(WHAT YOU NEED TO DO):
Report how many lines below include the string "フランス". Please keep the reply to that number.

Top of MATERIAL FOR THIS TASK

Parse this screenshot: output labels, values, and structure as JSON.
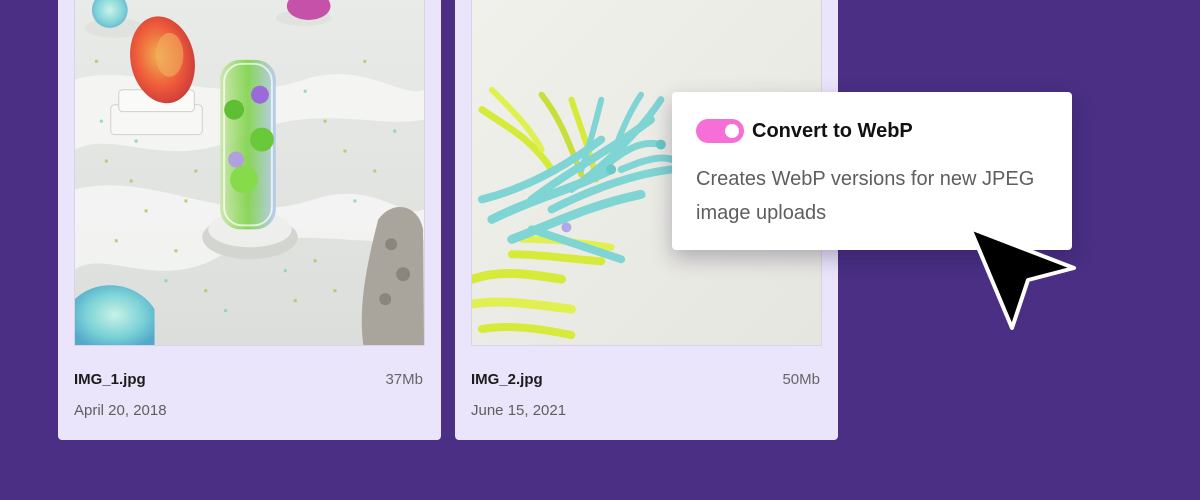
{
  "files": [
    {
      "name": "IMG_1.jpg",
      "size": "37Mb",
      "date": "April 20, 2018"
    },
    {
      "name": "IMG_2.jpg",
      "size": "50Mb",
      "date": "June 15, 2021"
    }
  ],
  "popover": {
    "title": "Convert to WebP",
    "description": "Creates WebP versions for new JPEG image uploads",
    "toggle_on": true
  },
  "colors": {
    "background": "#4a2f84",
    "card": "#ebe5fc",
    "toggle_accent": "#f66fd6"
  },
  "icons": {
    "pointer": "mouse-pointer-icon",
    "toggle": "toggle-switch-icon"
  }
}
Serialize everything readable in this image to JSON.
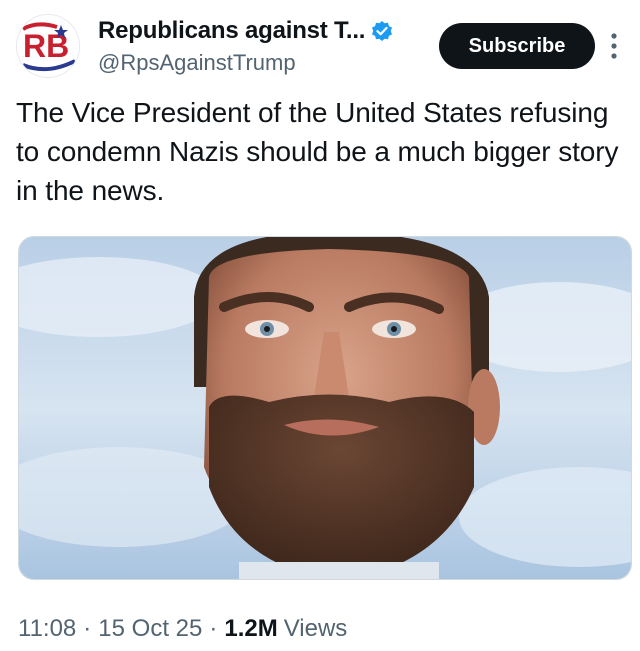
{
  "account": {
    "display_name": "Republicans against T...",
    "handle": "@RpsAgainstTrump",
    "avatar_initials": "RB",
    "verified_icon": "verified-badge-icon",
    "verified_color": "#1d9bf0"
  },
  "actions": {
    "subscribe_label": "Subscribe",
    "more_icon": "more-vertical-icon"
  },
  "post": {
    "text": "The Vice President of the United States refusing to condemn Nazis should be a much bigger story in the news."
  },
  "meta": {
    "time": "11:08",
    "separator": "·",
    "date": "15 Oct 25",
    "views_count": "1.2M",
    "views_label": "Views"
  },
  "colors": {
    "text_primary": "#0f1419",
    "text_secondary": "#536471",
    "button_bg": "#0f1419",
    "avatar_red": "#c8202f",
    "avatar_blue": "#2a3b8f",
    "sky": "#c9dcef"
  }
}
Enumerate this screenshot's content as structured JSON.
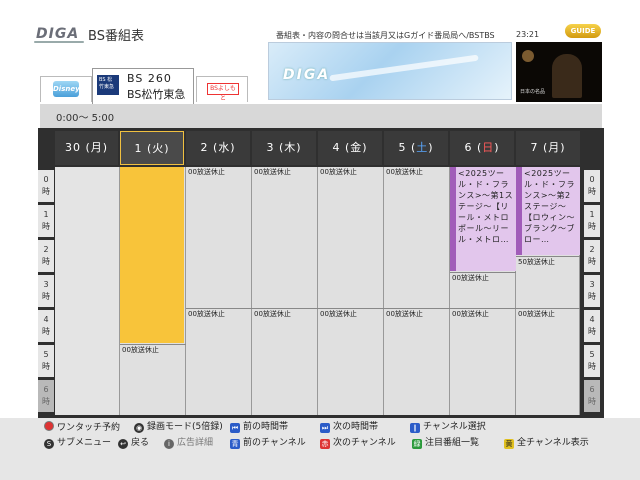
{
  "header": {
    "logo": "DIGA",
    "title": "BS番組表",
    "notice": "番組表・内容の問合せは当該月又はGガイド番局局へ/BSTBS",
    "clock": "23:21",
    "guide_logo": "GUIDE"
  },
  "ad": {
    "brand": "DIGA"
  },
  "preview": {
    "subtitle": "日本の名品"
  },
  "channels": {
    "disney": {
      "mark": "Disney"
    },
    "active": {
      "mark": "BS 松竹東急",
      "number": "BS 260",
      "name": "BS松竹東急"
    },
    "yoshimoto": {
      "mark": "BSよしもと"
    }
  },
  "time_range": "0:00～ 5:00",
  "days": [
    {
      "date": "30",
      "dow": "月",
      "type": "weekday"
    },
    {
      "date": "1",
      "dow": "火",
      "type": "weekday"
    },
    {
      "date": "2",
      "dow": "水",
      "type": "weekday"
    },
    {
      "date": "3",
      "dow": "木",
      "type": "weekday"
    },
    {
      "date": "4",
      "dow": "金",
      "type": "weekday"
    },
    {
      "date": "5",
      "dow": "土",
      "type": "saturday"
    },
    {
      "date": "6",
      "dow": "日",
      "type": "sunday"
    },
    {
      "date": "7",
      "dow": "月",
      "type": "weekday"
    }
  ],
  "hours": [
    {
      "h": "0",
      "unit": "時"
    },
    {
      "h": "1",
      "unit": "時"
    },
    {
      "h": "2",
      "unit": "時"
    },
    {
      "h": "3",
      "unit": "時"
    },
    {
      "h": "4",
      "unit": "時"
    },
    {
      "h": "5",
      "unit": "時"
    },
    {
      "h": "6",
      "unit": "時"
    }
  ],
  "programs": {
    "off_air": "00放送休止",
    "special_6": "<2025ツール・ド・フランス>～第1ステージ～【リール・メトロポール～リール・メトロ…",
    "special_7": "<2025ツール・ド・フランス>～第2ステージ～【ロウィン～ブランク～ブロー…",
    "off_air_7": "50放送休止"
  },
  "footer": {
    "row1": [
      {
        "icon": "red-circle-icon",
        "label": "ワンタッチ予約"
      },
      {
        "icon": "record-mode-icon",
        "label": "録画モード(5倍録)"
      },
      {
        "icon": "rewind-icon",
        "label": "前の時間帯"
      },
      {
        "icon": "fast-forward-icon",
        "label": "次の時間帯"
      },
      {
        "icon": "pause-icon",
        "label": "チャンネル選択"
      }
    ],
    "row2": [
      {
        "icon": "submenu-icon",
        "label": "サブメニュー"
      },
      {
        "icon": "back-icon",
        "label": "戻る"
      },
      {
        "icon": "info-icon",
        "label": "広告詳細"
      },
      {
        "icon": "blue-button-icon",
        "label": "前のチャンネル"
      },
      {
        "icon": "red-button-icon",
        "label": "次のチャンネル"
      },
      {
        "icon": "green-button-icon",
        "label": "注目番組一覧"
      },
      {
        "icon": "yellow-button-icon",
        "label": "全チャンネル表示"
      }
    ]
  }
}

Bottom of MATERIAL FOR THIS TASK

(SOLUTION TO THE EXERCISE):
2